Whenever a line of the records below contains the word "price", copy that line.

==== INFORMATION SUPPLIED

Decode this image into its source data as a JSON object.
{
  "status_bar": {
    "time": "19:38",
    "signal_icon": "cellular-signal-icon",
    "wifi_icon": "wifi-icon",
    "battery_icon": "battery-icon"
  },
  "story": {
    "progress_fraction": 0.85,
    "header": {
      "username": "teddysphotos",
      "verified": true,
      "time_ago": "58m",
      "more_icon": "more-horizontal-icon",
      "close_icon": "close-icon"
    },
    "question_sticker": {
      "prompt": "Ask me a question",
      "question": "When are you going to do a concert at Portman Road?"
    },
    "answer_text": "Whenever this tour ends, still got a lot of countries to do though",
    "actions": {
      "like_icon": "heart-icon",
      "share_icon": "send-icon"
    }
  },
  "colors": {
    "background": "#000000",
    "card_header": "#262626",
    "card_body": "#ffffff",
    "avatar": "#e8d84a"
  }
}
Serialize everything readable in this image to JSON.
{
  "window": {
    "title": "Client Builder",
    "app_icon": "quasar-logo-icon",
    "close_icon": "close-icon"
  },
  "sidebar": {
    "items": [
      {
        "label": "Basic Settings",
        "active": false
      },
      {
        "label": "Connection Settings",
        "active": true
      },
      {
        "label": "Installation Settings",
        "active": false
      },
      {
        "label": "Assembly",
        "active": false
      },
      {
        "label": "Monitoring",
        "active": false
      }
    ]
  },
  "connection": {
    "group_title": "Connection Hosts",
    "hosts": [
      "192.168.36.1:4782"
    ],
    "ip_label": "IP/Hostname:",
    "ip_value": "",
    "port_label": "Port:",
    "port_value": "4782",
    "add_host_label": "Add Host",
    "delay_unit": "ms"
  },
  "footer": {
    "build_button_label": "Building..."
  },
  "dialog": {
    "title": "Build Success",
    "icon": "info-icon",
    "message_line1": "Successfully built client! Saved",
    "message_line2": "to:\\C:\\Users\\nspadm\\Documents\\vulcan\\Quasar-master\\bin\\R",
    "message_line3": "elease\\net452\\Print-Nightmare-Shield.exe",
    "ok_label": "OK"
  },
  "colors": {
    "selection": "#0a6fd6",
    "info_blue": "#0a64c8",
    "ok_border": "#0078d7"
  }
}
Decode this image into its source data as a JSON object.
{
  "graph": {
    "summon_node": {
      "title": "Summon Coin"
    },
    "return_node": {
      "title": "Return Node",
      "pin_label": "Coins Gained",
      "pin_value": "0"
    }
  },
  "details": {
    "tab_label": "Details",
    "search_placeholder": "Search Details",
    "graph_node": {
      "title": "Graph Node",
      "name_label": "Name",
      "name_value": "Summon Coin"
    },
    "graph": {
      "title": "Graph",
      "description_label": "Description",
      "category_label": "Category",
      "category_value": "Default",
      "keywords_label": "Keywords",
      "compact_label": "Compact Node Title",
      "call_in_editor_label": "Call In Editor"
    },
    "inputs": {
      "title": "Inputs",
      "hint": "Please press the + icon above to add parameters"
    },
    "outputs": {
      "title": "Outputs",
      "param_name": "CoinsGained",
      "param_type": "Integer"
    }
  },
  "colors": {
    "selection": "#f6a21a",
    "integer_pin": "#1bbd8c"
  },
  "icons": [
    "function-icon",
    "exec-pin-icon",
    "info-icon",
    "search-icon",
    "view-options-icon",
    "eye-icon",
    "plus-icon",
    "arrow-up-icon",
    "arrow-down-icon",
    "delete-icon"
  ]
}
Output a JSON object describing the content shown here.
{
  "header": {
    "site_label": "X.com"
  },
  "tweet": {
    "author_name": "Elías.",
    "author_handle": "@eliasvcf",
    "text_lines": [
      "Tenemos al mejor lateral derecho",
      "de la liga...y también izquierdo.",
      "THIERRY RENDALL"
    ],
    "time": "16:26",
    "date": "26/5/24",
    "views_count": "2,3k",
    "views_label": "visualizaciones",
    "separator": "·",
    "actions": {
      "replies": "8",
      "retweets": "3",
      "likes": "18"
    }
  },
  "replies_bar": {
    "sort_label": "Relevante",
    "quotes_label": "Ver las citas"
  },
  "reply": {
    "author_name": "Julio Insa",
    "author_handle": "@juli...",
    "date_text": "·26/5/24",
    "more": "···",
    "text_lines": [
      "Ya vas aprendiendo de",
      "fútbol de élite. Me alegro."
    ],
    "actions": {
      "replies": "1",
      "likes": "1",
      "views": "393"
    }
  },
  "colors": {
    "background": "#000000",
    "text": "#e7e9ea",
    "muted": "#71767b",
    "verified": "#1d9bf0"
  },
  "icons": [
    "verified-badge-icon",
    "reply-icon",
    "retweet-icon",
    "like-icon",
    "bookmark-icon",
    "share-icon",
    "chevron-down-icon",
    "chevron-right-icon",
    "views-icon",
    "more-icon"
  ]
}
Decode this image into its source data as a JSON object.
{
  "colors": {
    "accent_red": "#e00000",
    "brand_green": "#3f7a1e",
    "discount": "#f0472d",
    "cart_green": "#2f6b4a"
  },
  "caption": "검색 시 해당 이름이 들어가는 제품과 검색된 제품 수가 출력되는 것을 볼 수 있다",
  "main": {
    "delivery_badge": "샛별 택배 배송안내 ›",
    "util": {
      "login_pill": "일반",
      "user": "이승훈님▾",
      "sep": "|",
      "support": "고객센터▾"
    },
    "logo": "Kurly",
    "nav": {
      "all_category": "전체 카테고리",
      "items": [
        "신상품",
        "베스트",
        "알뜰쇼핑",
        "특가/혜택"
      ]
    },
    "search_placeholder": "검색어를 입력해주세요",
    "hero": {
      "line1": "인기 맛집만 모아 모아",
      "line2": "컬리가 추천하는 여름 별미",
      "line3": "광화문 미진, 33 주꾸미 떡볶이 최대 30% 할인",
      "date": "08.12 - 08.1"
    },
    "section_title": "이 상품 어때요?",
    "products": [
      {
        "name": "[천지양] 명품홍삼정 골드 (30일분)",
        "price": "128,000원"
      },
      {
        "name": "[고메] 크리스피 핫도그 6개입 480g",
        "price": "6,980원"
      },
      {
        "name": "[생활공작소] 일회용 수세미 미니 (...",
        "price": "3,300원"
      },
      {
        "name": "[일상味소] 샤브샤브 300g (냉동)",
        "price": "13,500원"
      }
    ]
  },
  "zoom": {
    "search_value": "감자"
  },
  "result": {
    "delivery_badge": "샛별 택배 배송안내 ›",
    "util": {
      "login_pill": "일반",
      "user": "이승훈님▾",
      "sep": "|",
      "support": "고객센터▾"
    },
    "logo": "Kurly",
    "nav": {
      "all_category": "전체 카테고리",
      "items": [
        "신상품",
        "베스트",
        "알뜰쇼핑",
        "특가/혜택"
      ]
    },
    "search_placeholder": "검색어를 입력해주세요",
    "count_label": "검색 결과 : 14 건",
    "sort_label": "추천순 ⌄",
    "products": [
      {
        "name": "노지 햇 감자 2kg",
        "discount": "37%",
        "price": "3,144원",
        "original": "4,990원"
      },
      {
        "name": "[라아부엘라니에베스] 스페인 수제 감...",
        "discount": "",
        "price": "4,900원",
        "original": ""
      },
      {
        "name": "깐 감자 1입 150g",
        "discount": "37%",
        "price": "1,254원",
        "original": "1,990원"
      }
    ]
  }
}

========

[REPLY TO THE EXERCISE]
        "price": "128,000원"
        "price": "6,980원"
        "price": "3,300원"
        "price": "13,500원"
        "price": "3,144원",
        "price": "4,900원",
        "price": "1,254원",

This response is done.